Provided records |
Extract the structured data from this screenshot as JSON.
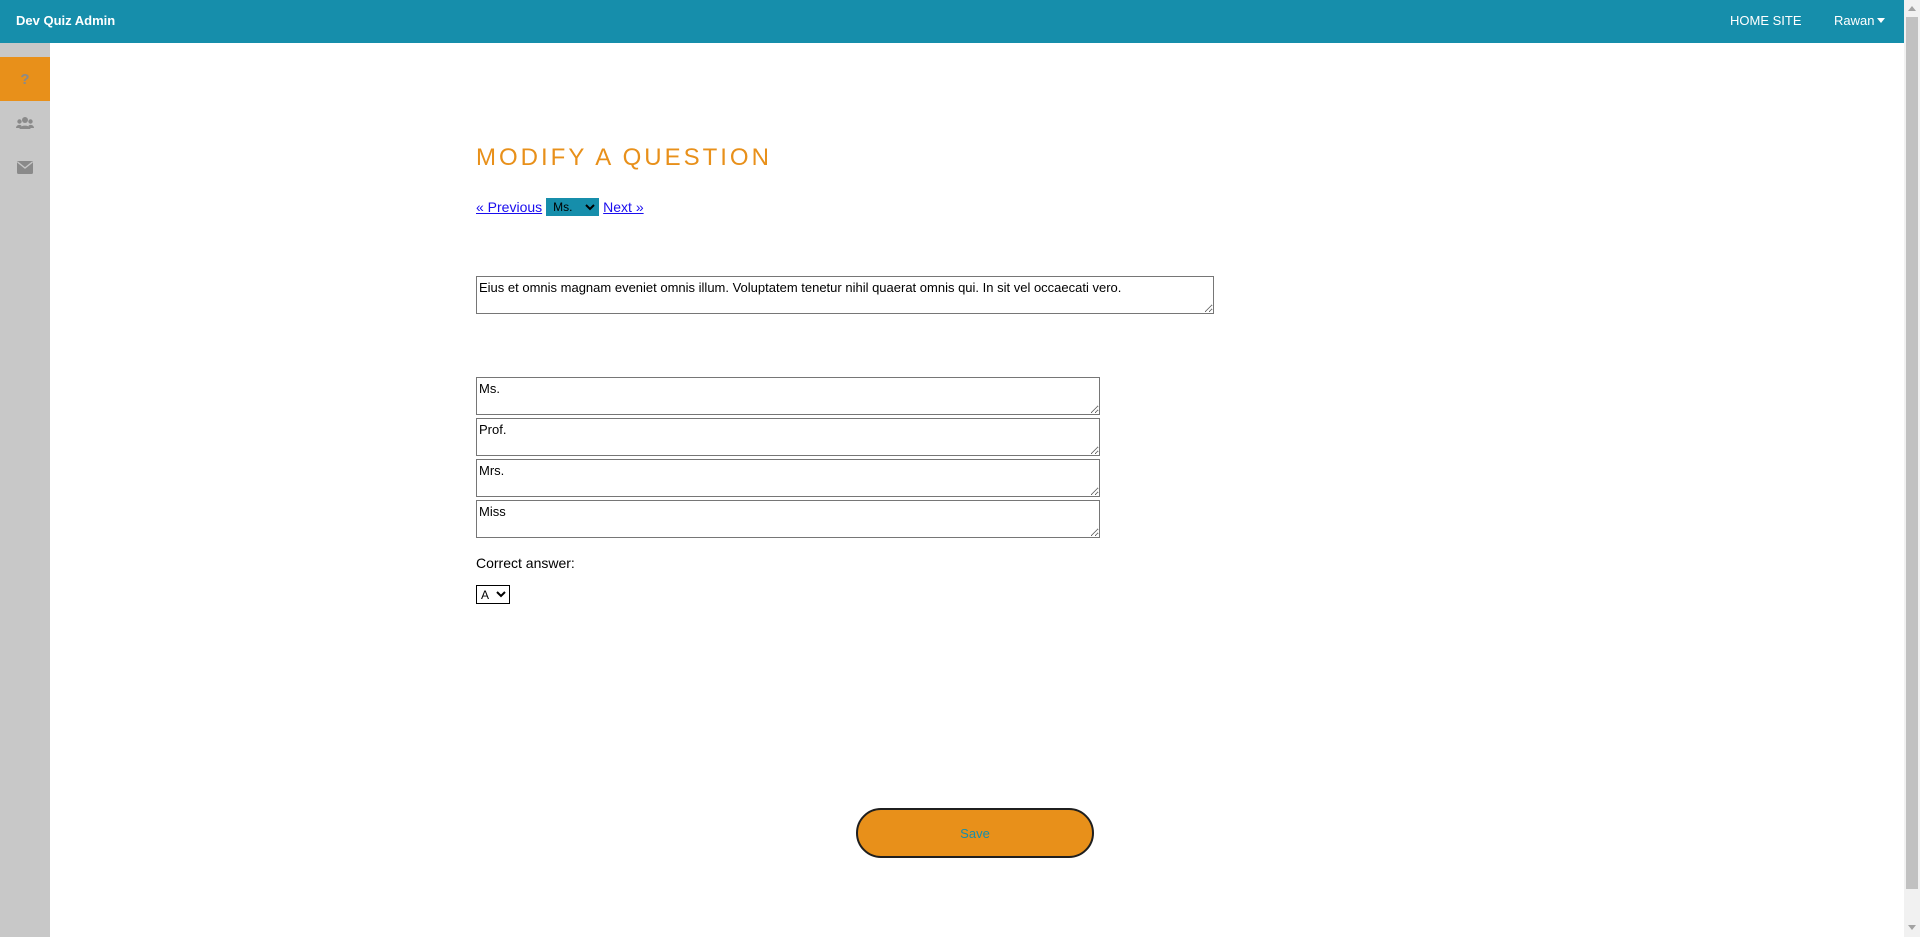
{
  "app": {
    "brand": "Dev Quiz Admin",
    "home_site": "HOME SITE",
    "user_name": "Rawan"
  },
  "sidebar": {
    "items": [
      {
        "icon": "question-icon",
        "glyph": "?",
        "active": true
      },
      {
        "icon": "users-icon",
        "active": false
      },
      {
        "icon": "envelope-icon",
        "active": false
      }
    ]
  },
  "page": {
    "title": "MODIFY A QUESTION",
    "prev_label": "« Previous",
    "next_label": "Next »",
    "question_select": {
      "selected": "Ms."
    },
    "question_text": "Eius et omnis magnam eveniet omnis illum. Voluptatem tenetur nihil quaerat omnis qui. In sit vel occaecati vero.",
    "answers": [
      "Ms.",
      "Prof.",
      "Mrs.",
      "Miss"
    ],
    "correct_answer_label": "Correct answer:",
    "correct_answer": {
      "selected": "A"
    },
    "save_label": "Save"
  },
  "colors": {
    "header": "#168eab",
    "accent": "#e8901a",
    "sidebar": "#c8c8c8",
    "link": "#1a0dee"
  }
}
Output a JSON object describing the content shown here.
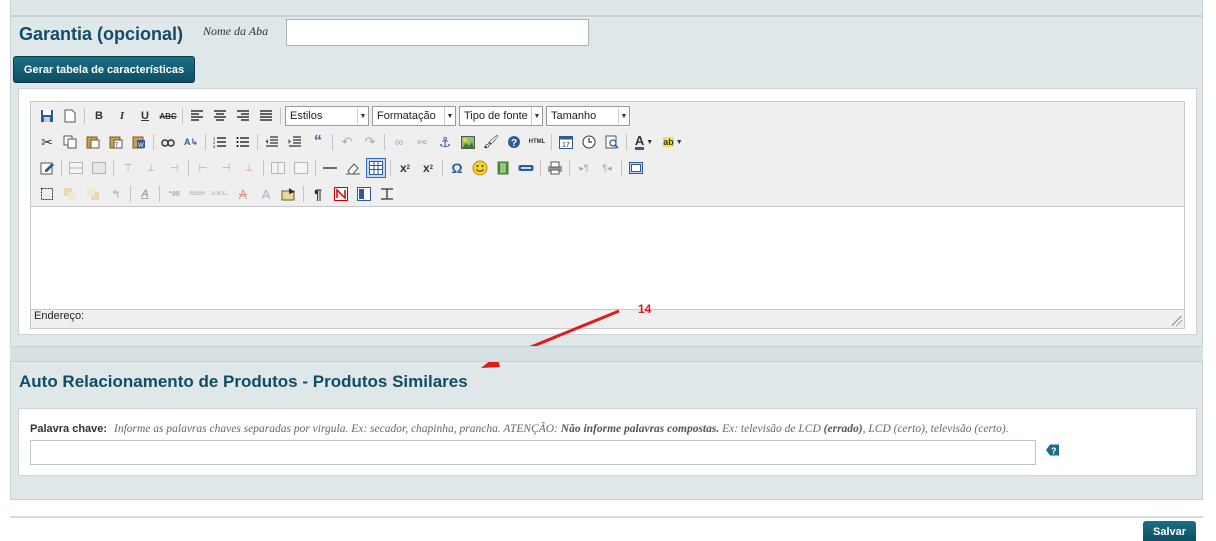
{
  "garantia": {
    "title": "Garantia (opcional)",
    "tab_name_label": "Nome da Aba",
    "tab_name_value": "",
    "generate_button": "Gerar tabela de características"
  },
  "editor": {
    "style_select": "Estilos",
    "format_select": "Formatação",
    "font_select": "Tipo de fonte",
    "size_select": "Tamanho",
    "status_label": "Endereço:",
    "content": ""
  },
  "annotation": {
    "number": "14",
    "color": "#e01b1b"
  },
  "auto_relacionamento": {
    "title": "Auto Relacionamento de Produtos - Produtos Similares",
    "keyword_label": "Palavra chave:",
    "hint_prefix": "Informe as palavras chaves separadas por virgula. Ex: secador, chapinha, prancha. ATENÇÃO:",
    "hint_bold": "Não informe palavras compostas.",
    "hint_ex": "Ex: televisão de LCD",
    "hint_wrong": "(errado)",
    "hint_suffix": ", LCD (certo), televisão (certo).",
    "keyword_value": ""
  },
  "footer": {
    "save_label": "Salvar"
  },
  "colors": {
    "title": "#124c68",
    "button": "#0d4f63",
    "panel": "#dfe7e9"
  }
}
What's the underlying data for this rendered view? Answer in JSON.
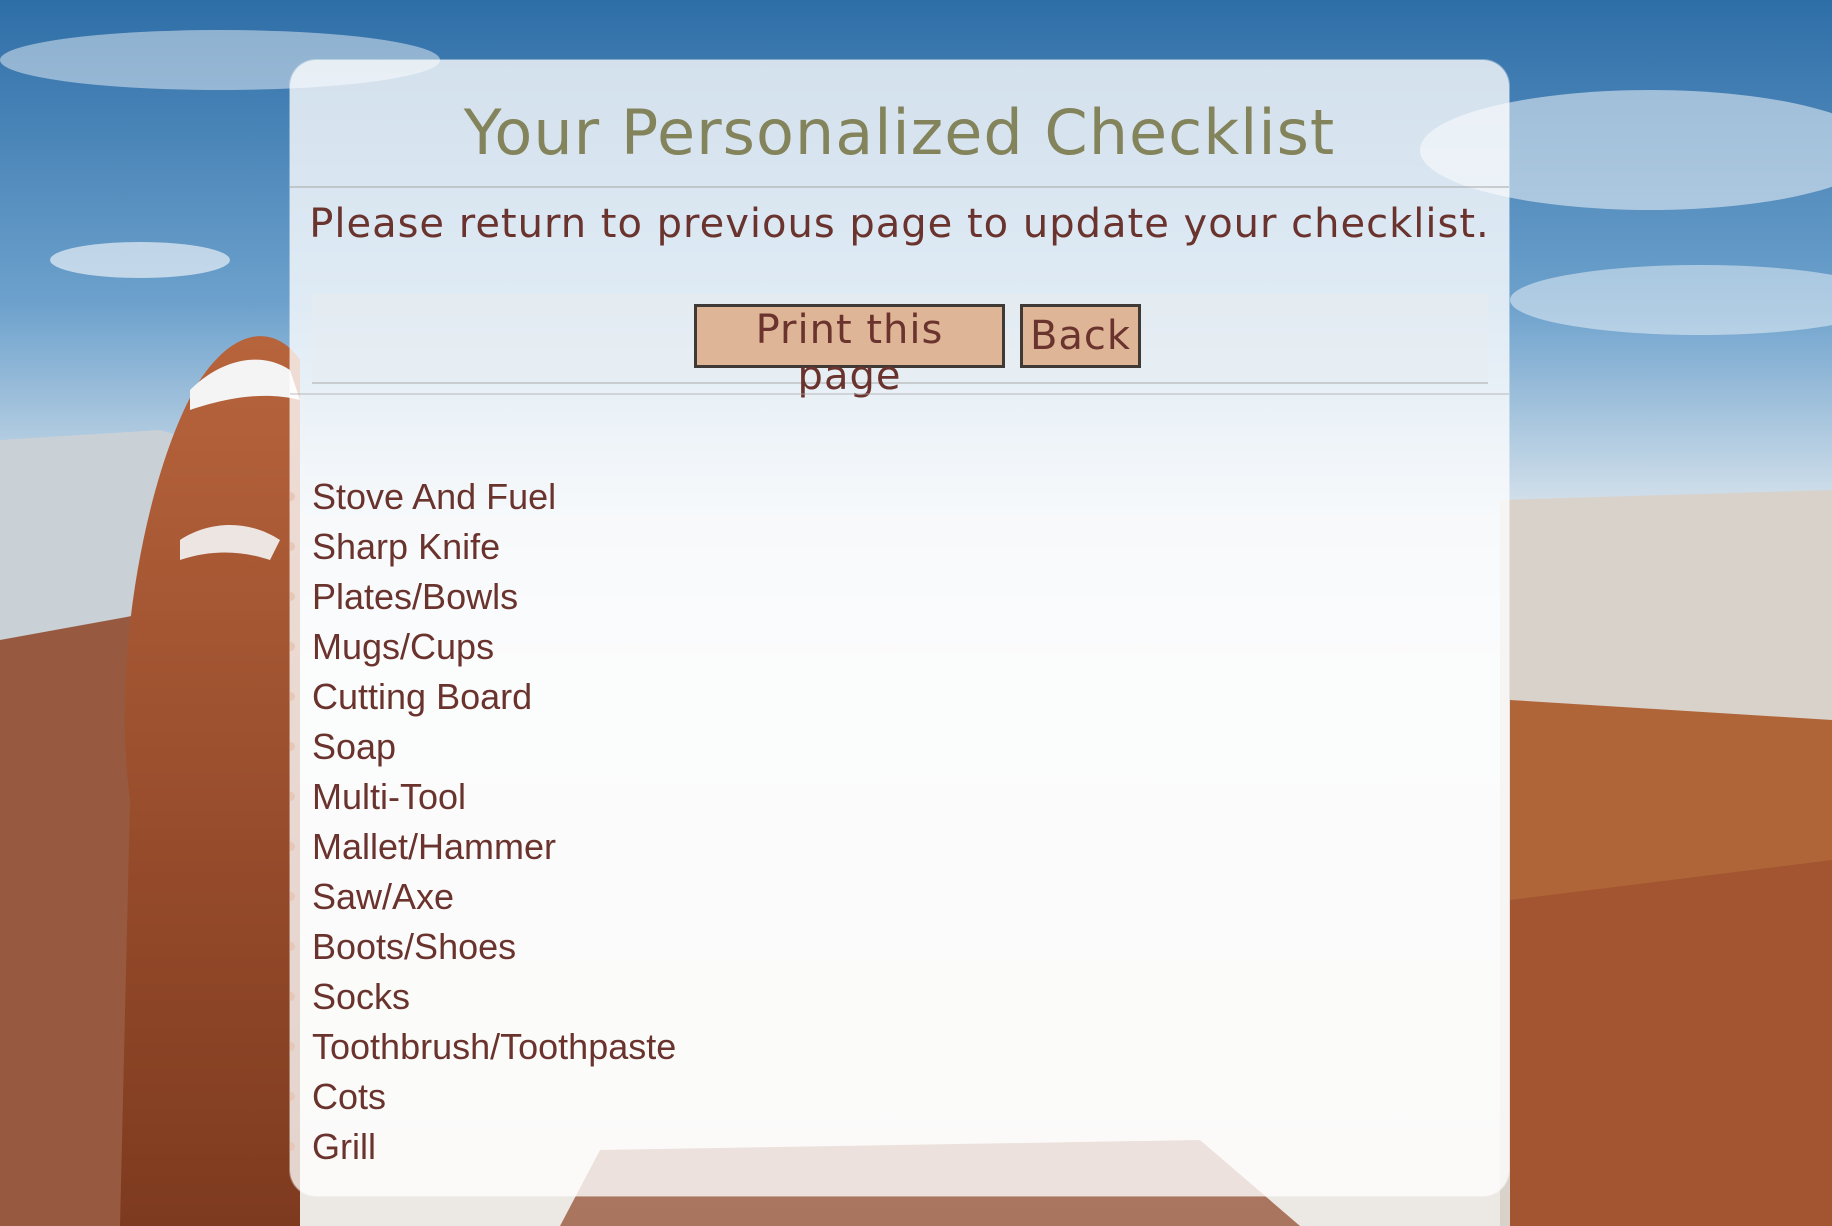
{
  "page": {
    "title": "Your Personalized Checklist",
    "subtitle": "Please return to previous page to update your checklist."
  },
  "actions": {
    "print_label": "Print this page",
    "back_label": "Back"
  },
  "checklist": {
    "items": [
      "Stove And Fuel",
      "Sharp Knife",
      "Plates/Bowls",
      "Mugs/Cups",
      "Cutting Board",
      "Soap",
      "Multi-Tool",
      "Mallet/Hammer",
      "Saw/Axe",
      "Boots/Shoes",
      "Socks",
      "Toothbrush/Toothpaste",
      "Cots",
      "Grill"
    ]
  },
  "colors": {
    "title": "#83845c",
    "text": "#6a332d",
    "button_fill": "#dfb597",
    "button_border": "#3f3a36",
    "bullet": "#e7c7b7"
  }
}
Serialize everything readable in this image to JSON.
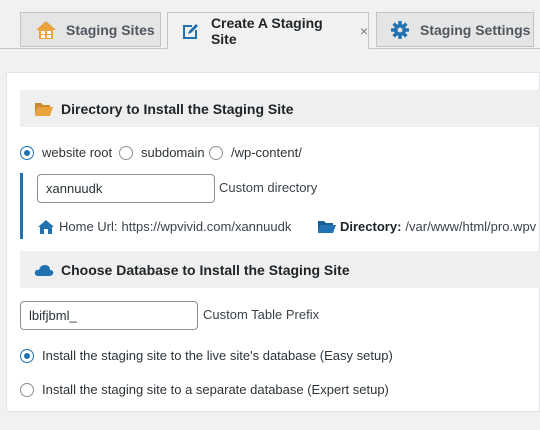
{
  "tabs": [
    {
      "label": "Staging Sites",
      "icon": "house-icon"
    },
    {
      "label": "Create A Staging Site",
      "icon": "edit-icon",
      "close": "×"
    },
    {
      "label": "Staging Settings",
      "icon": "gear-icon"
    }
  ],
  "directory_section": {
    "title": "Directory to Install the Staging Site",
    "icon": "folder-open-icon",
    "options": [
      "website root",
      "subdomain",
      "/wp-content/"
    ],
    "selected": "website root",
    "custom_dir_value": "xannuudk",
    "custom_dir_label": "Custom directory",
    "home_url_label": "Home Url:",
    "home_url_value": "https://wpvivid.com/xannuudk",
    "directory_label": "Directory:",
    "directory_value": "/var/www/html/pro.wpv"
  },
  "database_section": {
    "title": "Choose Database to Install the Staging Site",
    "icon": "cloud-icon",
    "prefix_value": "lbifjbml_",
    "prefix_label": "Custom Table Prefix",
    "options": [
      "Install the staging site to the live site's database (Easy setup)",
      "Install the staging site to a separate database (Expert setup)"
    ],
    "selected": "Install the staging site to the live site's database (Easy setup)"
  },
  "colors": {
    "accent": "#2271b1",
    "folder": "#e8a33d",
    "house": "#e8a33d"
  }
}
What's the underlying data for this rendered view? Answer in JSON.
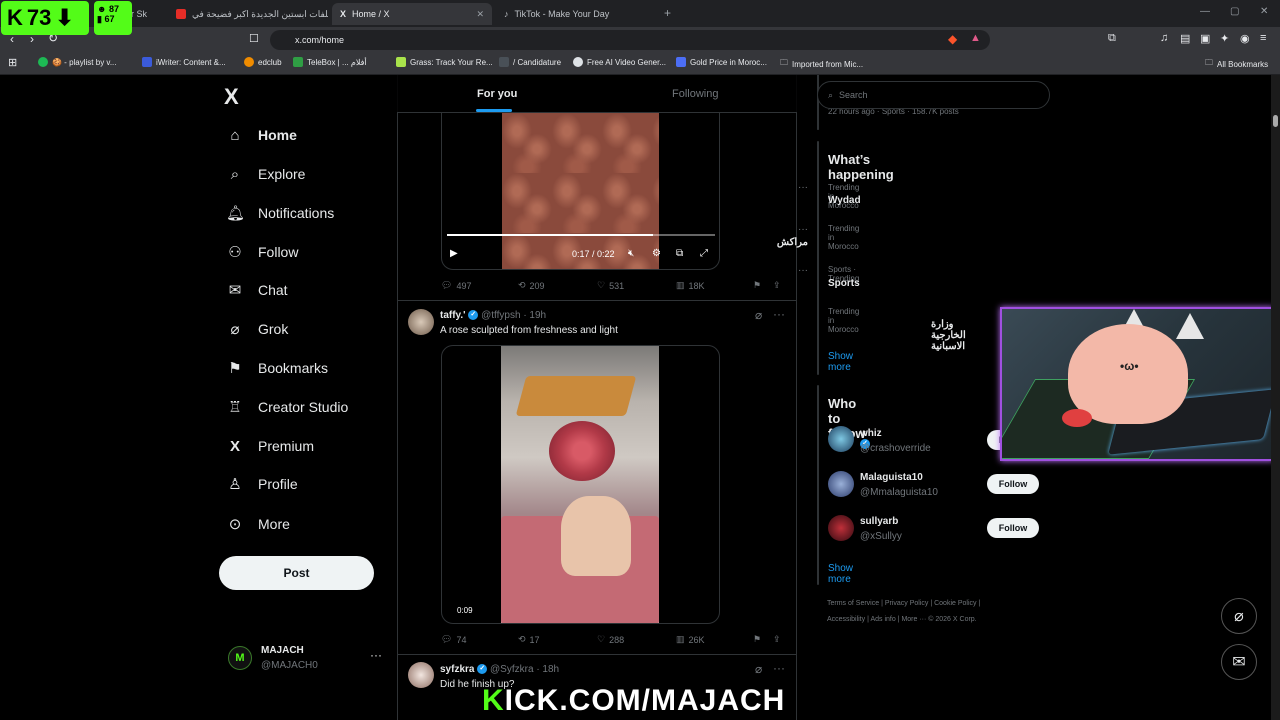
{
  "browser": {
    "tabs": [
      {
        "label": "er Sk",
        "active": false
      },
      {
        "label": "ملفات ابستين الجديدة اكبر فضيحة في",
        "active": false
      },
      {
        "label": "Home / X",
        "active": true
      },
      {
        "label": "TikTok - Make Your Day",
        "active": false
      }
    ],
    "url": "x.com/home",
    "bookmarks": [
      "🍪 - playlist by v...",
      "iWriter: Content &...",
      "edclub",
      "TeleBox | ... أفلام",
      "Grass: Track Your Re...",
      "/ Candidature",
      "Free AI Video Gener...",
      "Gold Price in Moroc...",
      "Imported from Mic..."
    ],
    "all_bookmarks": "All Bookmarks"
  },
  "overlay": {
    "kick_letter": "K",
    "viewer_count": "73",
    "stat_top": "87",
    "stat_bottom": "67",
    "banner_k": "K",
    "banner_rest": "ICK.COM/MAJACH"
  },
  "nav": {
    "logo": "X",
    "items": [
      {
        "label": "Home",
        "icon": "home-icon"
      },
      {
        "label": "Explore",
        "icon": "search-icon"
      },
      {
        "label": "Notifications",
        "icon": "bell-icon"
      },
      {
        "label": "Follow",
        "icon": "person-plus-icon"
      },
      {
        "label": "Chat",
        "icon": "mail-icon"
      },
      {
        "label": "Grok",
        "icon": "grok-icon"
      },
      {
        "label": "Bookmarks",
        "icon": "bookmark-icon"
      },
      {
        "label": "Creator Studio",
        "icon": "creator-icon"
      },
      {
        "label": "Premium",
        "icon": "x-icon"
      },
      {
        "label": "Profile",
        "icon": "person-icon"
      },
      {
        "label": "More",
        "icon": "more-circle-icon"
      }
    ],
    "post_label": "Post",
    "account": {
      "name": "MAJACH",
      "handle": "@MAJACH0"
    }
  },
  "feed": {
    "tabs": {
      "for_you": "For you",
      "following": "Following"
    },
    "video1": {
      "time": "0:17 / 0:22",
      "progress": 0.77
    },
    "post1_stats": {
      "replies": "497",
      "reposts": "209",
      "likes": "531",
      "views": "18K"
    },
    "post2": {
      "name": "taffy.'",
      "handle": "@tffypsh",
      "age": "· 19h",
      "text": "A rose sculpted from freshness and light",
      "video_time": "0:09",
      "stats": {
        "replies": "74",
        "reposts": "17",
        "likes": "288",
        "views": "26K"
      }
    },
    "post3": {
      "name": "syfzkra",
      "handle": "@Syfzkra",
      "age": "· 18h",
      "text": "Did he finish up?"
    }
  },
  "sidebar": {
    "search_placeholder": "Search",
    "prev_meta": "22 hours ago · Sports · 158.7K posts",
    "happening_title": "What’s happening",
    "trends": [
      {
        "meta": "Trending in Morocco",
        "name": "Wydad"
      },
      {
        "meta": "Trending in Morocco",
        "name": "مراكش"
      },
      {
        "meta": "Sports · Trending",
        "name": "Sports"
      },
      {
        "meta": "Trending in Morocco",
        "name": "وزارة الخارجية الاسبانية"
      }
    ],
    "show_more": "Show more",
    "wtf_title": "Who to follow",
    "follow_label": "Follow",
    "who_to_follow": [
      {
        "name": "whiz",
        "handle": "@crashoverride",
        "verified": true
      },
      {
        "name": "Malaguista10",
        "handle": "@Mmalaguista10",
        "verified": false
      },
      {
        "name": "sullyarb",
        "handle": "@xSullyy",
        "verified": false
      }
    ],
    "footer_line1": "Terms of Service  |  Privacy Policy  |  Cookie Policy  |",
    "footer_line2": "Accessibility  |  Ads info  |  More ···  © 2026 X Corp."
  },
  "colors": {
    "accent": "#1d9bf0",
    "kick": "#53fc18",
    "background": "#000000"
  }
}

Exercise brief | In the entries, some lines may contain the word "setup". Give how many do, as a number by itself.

Exercise solution | 3